Friday, 13 April 2012

Marcion & More

The latest Human Bible podcast is up - the fourth so far - and here's a chance to get 'up to speed' with an introduction to one of the most influential but under-appreciated figures in the early church, Marcion (Lil' Mark). 

Biblical raconteur Bob Price also delves into the inspired erotica of the sultry Song of Solomon, asks about just how accurate Jesus' predictions of The End were, and just how amazing grace is in the Calvinist tradition.

Not to be missed!

You can also hear Philip Harland (York University, Toronto) talking about Marcion in a much more academic way here.  This appears to be the audio of a lecture.

1 comment:

  1. In Jesus' temptation in the wilderness, the devil shows Jesus all the kingdoms of the world and offers to give them to Jesus if he will only worship him. He told Jesus that he owned it all "and to whomsoever I will I give it".

    Now, as we all know, the kingdoms of the world (and everything else) belongs to Yahweh, i.e., according to the OT scriptures. So, is this a Marcionite doctrine and Yahweh is actually the devil (the demiurge)?

    If so, it makes sense when Jesus said that the Jews were "of your father, the devil", i.e., Yahweh. Was Yahweh a liar from the beginning as the gospel writer says Jesus said? Well, he told Adam that in the day he ate of the tree of the knowledge of good and evil that he would die. But, instead of dying, Adam gained the knowledge of good and evil. So...yeah.

    So then, was Marcion right about the god of the old testament being a demiurge (devil)? Nope. Marcion was just as wrong as Tertullian, the father of "orthodoxy" was. Neither one knew what in the hell they were talking about. They were both talking about things supernatural and, therefore, unknown and unknowable.

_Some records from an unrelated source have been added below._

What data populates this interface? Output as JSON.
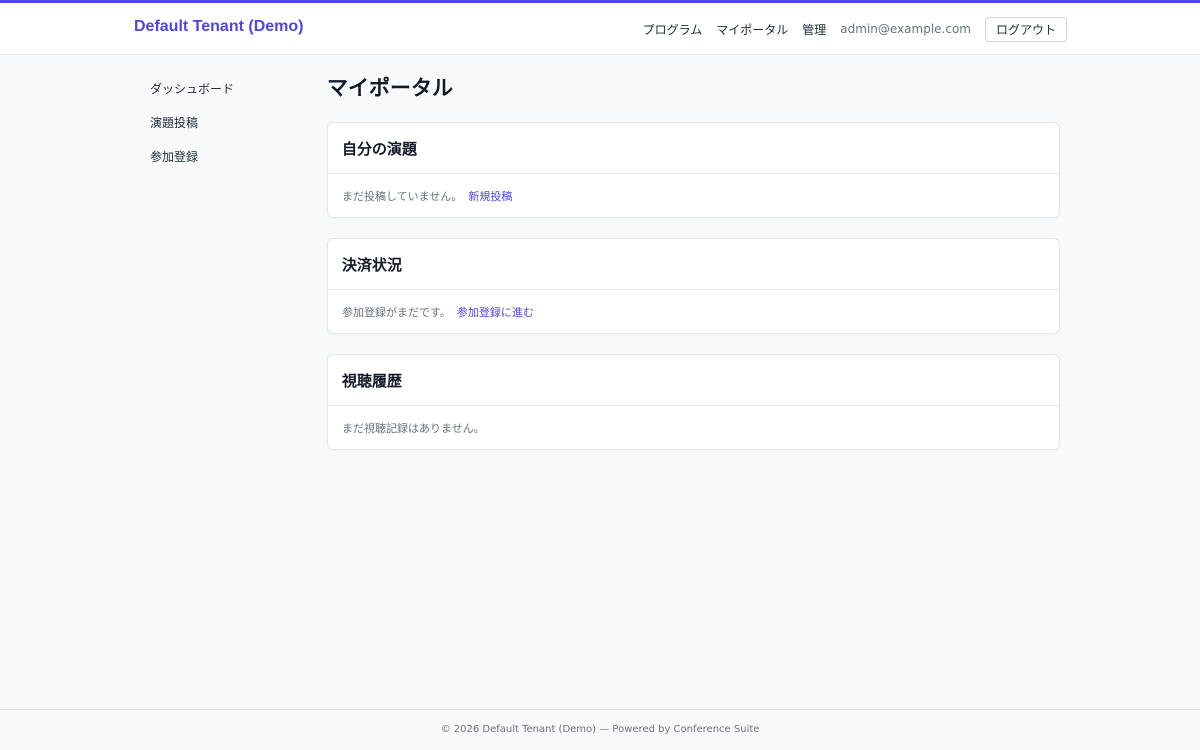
{
  "header": {
    "brand": "Default Tenant (Demo)",
    "nav": {
      "program": "プログラム",
      "my_portal": "マイポータル",
      "admin": "管理"
    },
    "user_email": "admin@example.com",
    "logout_label": "ログアウト",
    "accent_color": "#4f46e5"
  },
  "sidebar": {
    "items": [
      {
        "label": "ダッシュボード"
      },
      {
        "label": "演題投稿"
      },
      {
        "label": "参加登録"
      }
    ]
  },
  "main": {
    "title": "マイポータル",
    "cards": [
      {
        "title": "自分の演題",
        "text": "まだ投稿していません。",
        "link": "新規投稿"
      },
      {
        "title": "決済状況",
        "text": "参加登録がまだです。",
        "link": "参加登録に進む"
      },
      {
        "title": "視聴履歴",
        "text": "まだ視聴記録はありません。"
      }
    ]
  },
  "footer": {
    "text": "© 2026 Default Tenant (Demo) — Powered by Conference Suite"
  }
}
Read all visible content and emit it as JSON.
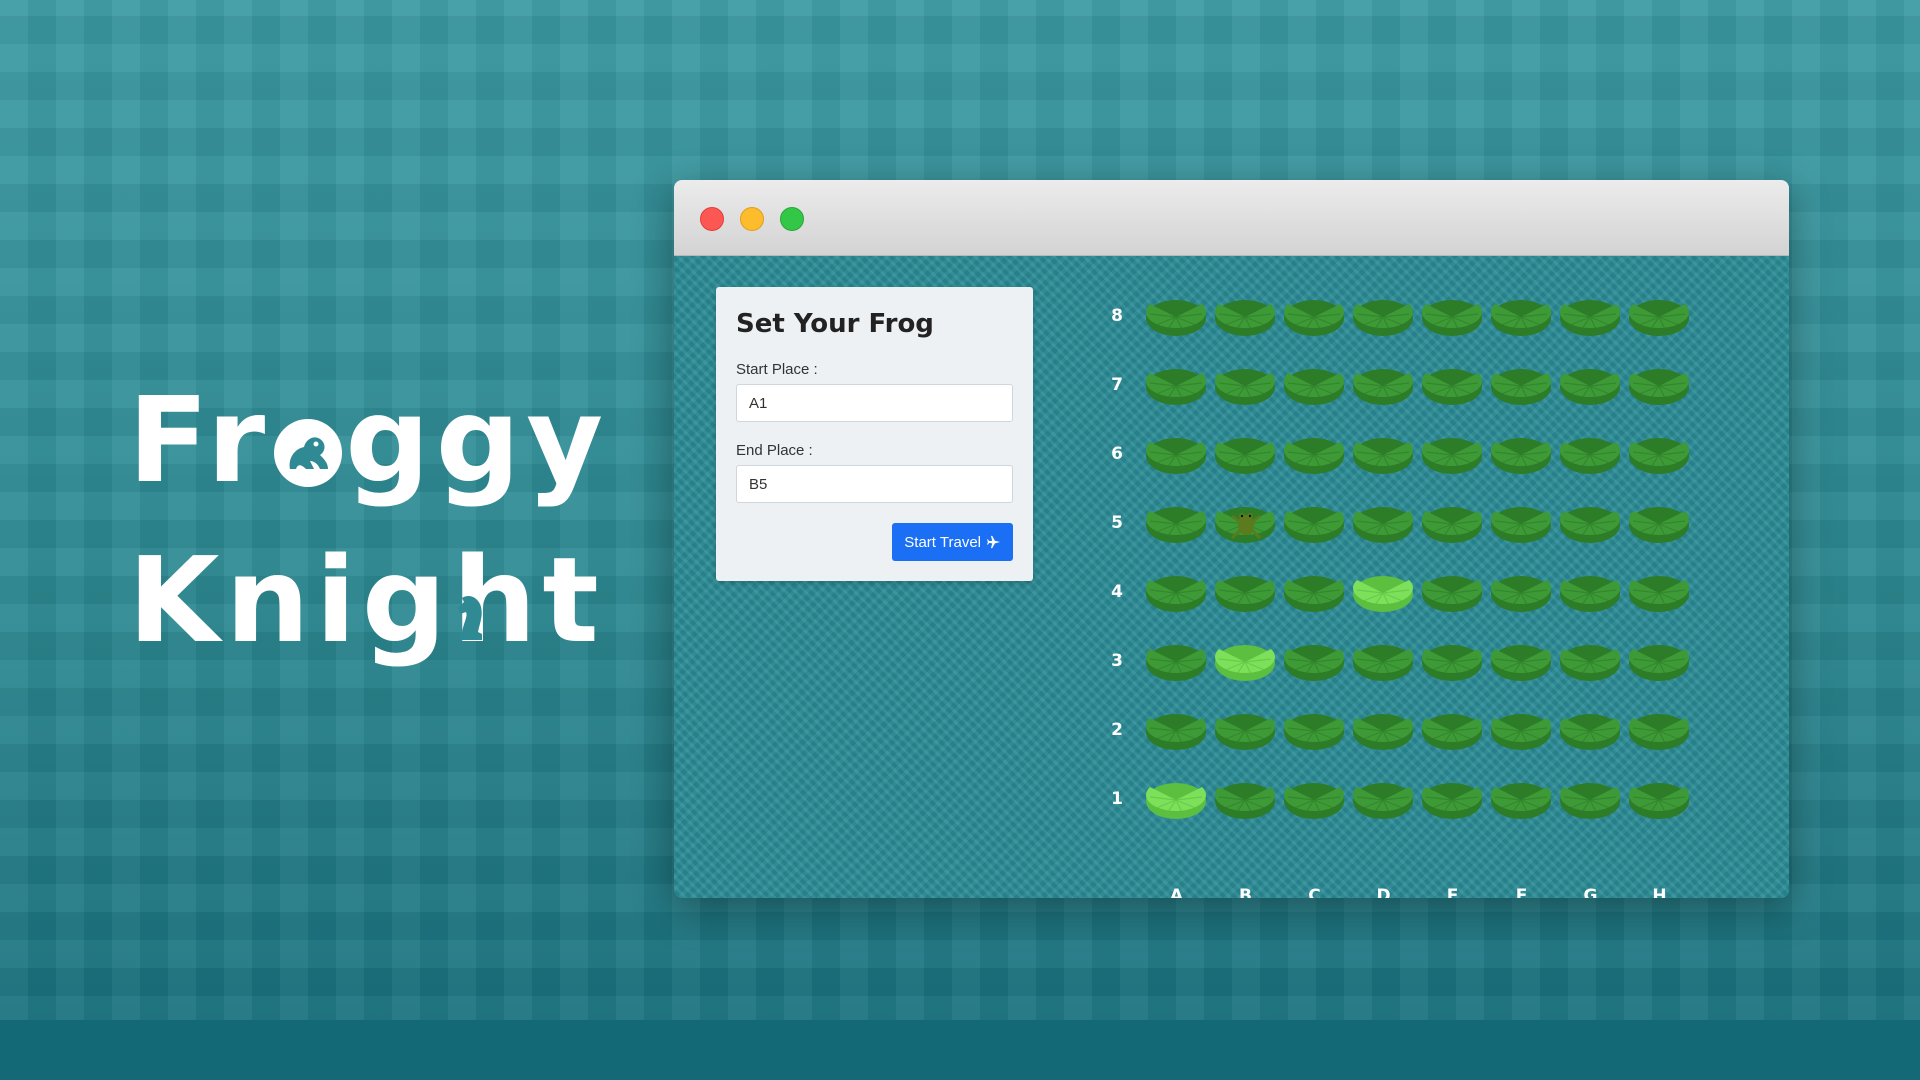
{
  "logo": {
    "line1_part1": "Fr",
    "line1_part2": "ggy",
    "line2_part1": "Knig",
    "line2_part2": "t",
    "icons": [
      "frog-icon",
      "chess-knight-icon"
    ]
  },
  "window": {
    "controls": [
      "close",
      "minimize",
      "zoom"
    ]
  },
  "form": {
    "title": "Set Your Frog",
    "start_label": "Start Place :",
    "start_value": "A1",
    "end_label": "End Place :",
    "end_value": "B5",
    "button_label": "Start Travel",
    "button_icon": "airplane-icon"
  },
  "board": {
    "ranks": [
      "8",
      "7",
      "6",
      "5",
      "4",
      "3",
      "2",
      "1"
    ],
    "files": [
      "A",
      "B",
      "C",
      "D",
      "E",
      "F",
      "G",
      "H"
    ],
    "frog_position": "B5",
    "highlighted": [
      "A1",
      "B3",
      "D4"
    ],
    "colors": {
      "pad": "#3e9a36",
      "pad_dark": "#2d7c28",
      "pad_highlight": "#7de05a",
      "frog": "#5c7a1e"
    }
  }
}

    I don't understand how people can think that they know something about a god that in all probability doesn't exist and can't exist.

    Yes, I do. I used to think I knew something about this god too, but, I came to realize that it wasn't my knowledge but someone else's - the "knowledge" of some people who wrote a book and have been dead for a long, looong time.